"People have it in their minds that only girls are available. That's not true, but the only boys who are available are those with special needs. There are tons and tons of boys who never get considered because of those needs," she said.
In his kindergarten class last year, Jerry scored 100 percent on everything. All the Skaff children do very well in school.
The family marveled at the ease of Jerry's adaptation into their family because he was the eldest of the children they'd adopted.
"We prayed really hard that he wouldn't be afraid and would adjust smoothly. We prayed that if he did that, then we'd give all the credit where it was due -- to God for blessing us with an amazing family."
Through their connection with international adoptions and their strong faith, Stephenson and Sherri Willis (see accompanying story) share a desire to spread the word about the joy of special-needs and international adoptions. Stephenson especially wants to help match prospective parents with resources.
"I'm blessed to have the greatest job in the world, but I consider my side work in advocating and in spreading the word that this is not a hard thing to do. If anybody is interested, I am more than happy to talk to them," Stephenson said.
"There are so many countries. I'm super familiar with China, but there are waiting children all over the world."
She acknowledges that adoption is expensive but emphasizes that help is available through organizations and foundations such as one founded by singer Steven Curtis Chapman.
"People think the expense is impossible. Yes, there's expense, but there are ways to lessen the expense. There are grants available. People do fundraising," she said.
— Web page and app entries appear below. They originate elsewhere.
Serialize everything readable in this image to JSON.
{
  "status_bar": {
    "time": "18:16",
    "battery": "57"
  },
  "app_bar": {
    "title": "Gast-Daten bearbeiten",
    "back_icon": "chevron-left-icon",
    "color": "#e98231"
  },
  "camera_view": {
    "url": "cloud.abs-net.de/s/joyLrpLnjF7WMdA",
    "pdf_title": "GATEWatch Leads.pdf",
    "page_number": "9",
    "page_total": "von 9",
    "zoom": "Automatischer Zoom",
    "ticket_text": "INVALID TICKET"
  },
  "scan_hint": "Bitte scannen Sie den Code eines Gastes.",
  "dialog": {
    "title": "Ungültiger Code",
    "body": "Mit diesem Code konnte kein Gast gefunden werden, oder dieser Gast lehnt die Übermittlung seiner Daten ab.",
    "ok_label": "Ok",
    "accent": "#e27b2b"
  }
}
"I'm in debt up to my eyeballs, and I am delighted to be. We've invested in our kids and their future."
Julie Robinson is a former Gazette staff writer. Reach her at jul...@suddenlink.net.